A Congressional drive to limit Chinese investment in the US that was energized by Donald Trump’s election as president, has been pushed into higher gear by a legislative advisory panel’s recommendation that China’s state-owned enterprises (SOEs) be banned from acquiring US companies.
The US-China Economic and Security Review Commission urged in a November 16 annual report that “Congress amend the statute authorizing the Committee on Foreign Investment in the United States to bar Chinese state-owned enterprises from acquiring or otherwise gaining effective control of US companies.” The commission’s rationale is that such M&As allow SOEs to tap US assets and project Chinese economic power.
The recommendation was one of 20 made to Congress in the panel’s analysis, which included an assessment of Chinese military, geopolitical, and intelligence threats to the US.

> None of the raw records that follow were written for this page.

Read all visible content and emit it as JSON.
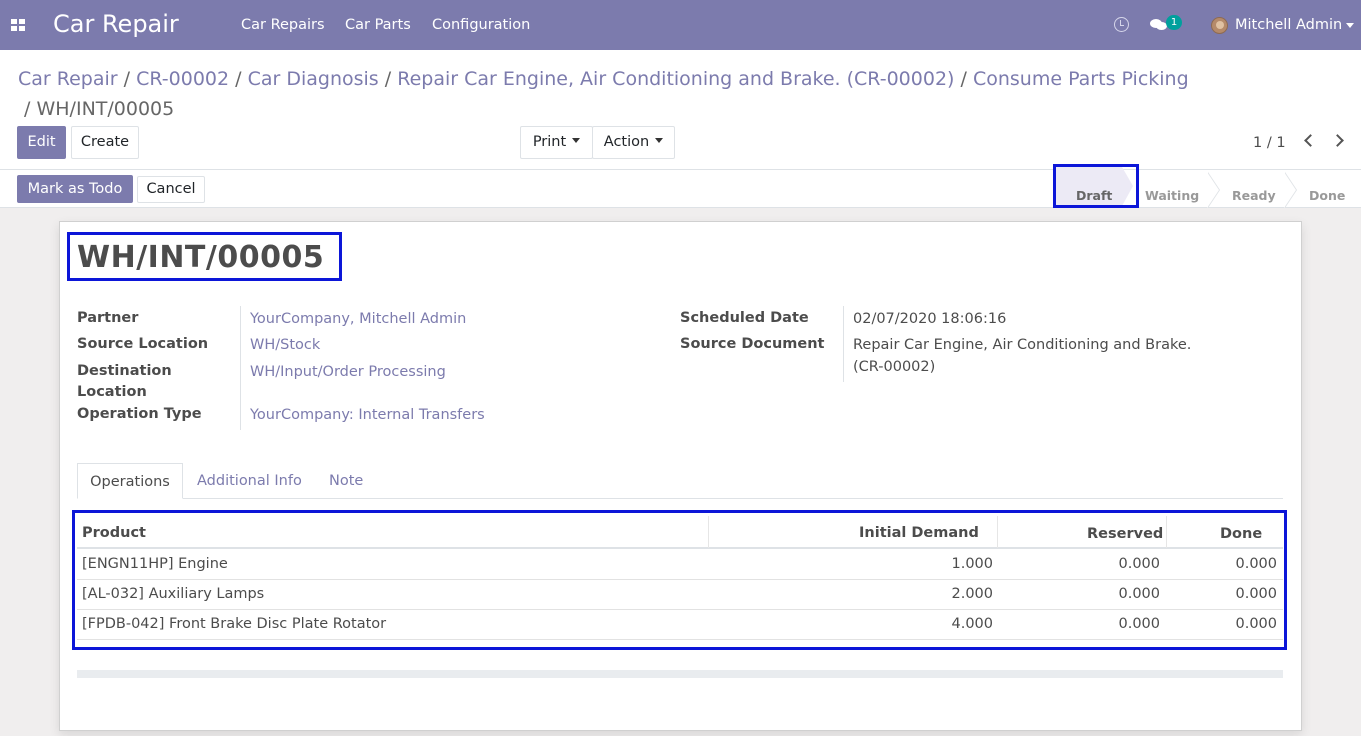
{
  "navbar": {
    "app_title": "Car Repair",
    "menu": [
      "Car Repairs",
      "Car Parts",
      "Configuration"
    ],
    "chat_badge": "1",
    "user_name": "Mitchell Admin",
    "color": "#7c7bad"
  },
  "breadcrumb": {
    "items": [
      "Car Repair",
      "CR-00002",
      "Car Diagnosis",
      "Repair Car Engine, Air Conditioning and Brake. (CR-00002)",
      "Consume Parts Picking"
    ],
    "current": "WH/INT/00005"
  },
  "toolbar": {
    "edit": "Edit",
    "create": "Create",
    "print": "Print",
    "action": "Action",
    "pager": "1 / 1"
  },
  "statusbar": {
    "mark_todo": "Mark as Todo",
    "cancel": "Cancel",
    "stages": [
      "Draft",
      "Waiting",
      "Ready",
      "Done"
    ],
    "active_stage": "Draft"
  },
  "record": {
    "name": "WH/INT/00005",
    "fields_left": [
      {
        "label": "Partner",
        "value": "YourCompany, Mitchell Admin"
      },
      {
        "label": "Source Location",
        "value": "WH/Stock"
      },
      {
        "label": "Destination Location",
        "value": "WH/Input/Order Processing"
      },
      {
        "label": "Operation Type",
        "value": "YourCompany: Internal Transfers"
      }
    ],
    "fields_right": [
      {
        "label": "Scheduled Date",
        "value": "02/07/2020 18:06:16"
      },
      {
        "label": "Source Document",
        "value": "Repair Car Engine, Air Conditioning and Brake. (CR-00002)"
      }
    ]
  },
  "tabs": [
    "Operations",
    "Additional Info",
    "Note"
  ],
  "table": {
    "columns": [
      "Product",
      "Initial Demand",
      "Reserved",
      "Done"
    ],
    "rows": [
      [
        "[ENGN11HP] Engine",
        "1.000",
        "0.000",
        "0.000"
      ],
      [
        "[AL-032] Auxiliary Lamps",
        "2.000",
        "0.000",
        "0.000"
      ],
      [
        "[FPDB-042] Front Brake Disc Plate Rotator",
        "4.000",
        "0.000",
        "0.000"
      ]
    ]
  }
}
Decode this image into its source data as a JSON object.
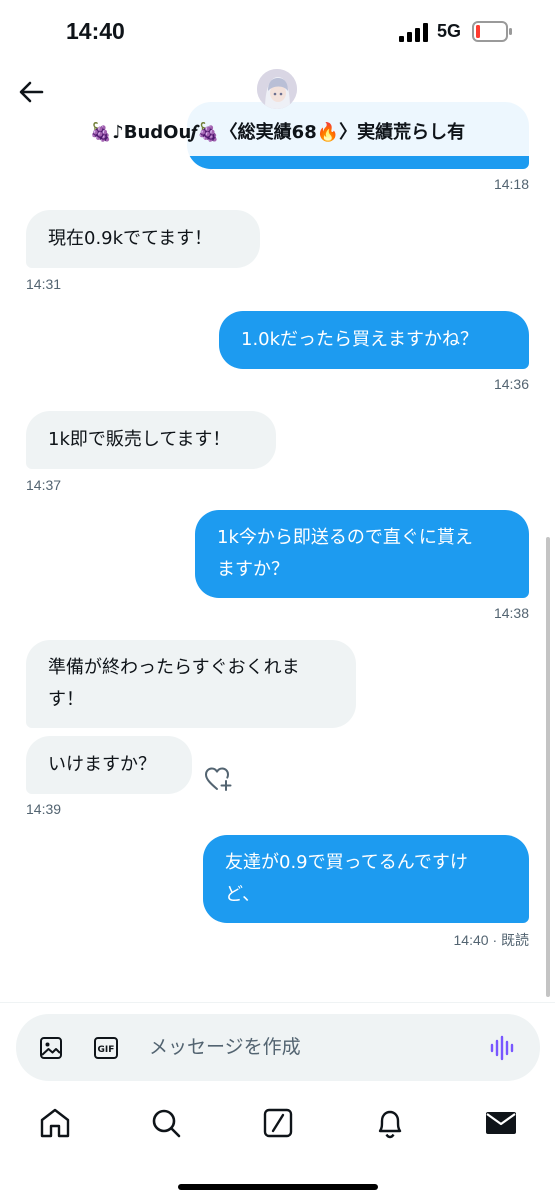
{
  "status_bar": {
    "time": "14:40",
    "network": "5G"
  },
  "header": {
    "title": "🍇♪BudOu𝆑🍇〈総実績68🔥〉実績荒らし有"
  },
  "messages": [
    {
      "direction": "out",
      "text": "",
      "time": "14:18"
    },
    {
      "direction": "in",
      "text": "現在0.9kでてます！",
      "time": "14:31"
    },
    {
      "direction": "out",
      "text": "1.0kだったら買えますかね？",
      "time": "14:36"
    },
    {
      "direction": "in",
      "text": "1k即で販売してます！",
      "time": "14:37"
    },
    {
      "direction": "out",
      "lines": [
        "1k今から即送るので直ぐに貰え",
        "ますか？"
      ],
      "time": "14:38"
    },
    {
      "direction": "in",
      "lines": [
        "準備が終わったらすぐおくれま",
        "す！"
      ]
    },
    {
      "direction": "in",
      "text": "いけますか？",
      "time": "14:39"
    },
    {
      "direction": "out",
      "lines": [
        "友達が0.9で買ってるんですけ",
        "ど、"
      ],
      "time": "14:40 · 既読"
    }
  ],
  "composer": {
    "placeholder": "メッセージを作成"
  },
  "icons": {
    "back": "arrow-left-icon",
    "react": "heart-plus-icon",
    "image": "image-icon",
    "gif": "gif-icon",
    "voice": "voice-wave-icon",
    "tabs": [
      "home-icon",
      "search-icon",
      "grok-icon",
      "bell-icon",
      "mail-icon"
    ]
  },
  "colors": {
    "accent": "#1d9bf0",
    "incoming_bubble": "#eff3f4",
    "voice": "#7856ff"
  }
}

But the scathing report avoids mentioning what some analysts say are the substantial benefits to the American economy from investment by China’s SOEs and private sector companies.
“There’s a difference between fact and fiction,” said Scott B. MacDonald, an economist and risk consultant specializing in Asia. “There’s a perception in some quarters that the Chinese are taking over US companies to steal secrets … but the fact is that Chinese investment in the US has beneficial impacts.”
“China’s investment benefits the US in terms of job creation, capital, technology transfers and R&D,” said Ming Jer-Chen a professor at the Darden School of Business at the University of Virginia.
According to one US researcher, investment from China to the US has weighed in at more than US$64 billion over the last 25 years, far higher than previous estimates.
The US panel’s advice marks Washington’s first overt move to limit Chinese acquisitions for “diminishing” the US industrial base. Prior attempts to ban Chinese M&As on economic grounds have taken the form of legislative letter-writing campaigns to various US agencies reviewing foreign acquisitions. The government, until now, has mainly blocked Chinese purchases of US companies if they posed direct threats to US defense or strategic interests.
The commission also warned Congress in its report that large-scale outsourcing of US manufacturing to China undercuts US military supply chains and the ability to produce advanced military systems and equipment. It also noted the dangers of Chinese buyers acquiring US technology companies.
Some experts expect the campaign to curb Chinese investment in the US to intensify now that Trump, who took a critical campaign stance toward China on trade and currency issues, is the president-elect.
The commission’s recommendation might also lay the groundwork for future legislation prohibiting Chinese SOEs from acquiring US firms, though its advice isn’t legally binding and its report doesn’t address the separate issue of US acquisitions by private Chinese firms.
100,000 US jobs created
While some US fears about Chinese M&As appear justified, a study by Rhodium, a New York-based advisory that tracks Chinese investment in the US paints a more upbeat picture of such Chinese inflows.
Official US tallies for total Chinese FDI range from US$15 billion to US$21 billion, while Chinese estimates place the figure at US$41 billion, more than twice US estimates. The difference is attributable to factors such as timelines, tax accounting factors or if money was funneled through third parties or via Hong Kong.
But the November 2016 report by Rhodium and the National Committee on US-China Relations estimates that when Chinese investment in the US is tracked for 25 years, from 1990 to 2015, Chinese companies made more than 1,200 individual transactions in the US with a combined value of US$64 billion. The cumulative inflow from China is estimated to have created over 100,000 US jobs.
The Rhodium report, titled Two-Way Street: 25 Years of US-China Direct Investment also found that despite red flags on SOEs, Chinese investment in the US is now increasingly driven by private Chinese companies.
An average of 77% of all Chinese M&As in the US over the past three years are said to have come from the private sector. The Chinese investor mix is also said to be moving from big Chinese multinationals to include private equity firms, venture capitalists and other financial investors.
Rhodium adds that Chinese companies are expanding their presence from US coastal regions and are moving operations to many inland US states, benefiting the economies in these regions.
One example is Chinese glassmaker Fuyao which was touted in a November 3 article in the Wall Street Journal for opening an auto-parts factory in the Rust Belt town of Moraine, Ohio. Others are Beijing-based BWI Group’s brake and suspension system plants in Dayton, Ohio and Brighton, Michigan and Shenzhen-based BYD Auto’s branch in Arlington Heights, Ill.
Rhodium estimated earlier this year that Chinese investment in the US is set to reach a record level of US$20 to US$30 billion in 2016.
Doug Tsuruoka is the Asia Times Editor-at-Large